Copy out every line holding the string "this" from the records below.

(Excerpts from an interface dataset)
--------------------

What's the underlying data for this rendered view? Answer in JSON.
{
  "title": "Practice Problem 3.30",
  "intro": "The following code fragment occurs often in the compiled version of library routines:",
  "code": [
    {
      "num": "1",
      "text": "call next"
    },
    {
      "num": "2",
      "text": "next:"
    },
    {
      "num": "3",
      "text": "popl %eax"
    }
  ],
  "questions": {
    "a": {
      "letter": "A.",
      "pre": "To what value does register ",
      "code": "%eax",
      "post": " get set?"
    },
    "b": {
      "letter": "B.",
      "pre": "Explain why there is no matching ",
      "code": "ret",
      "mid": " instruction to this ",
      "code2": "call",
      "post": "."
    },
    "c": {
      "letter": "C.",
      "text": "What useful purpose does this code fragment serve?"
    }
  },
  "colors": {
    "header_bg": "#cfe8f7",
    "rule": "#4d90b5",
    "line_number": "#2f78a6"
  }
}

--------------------

Written response
What's the underlying data for this rendered view? Answer in JSON.
      "mid": " instruction to this ",
      "text": "What useful purpose does this code fragment serve?"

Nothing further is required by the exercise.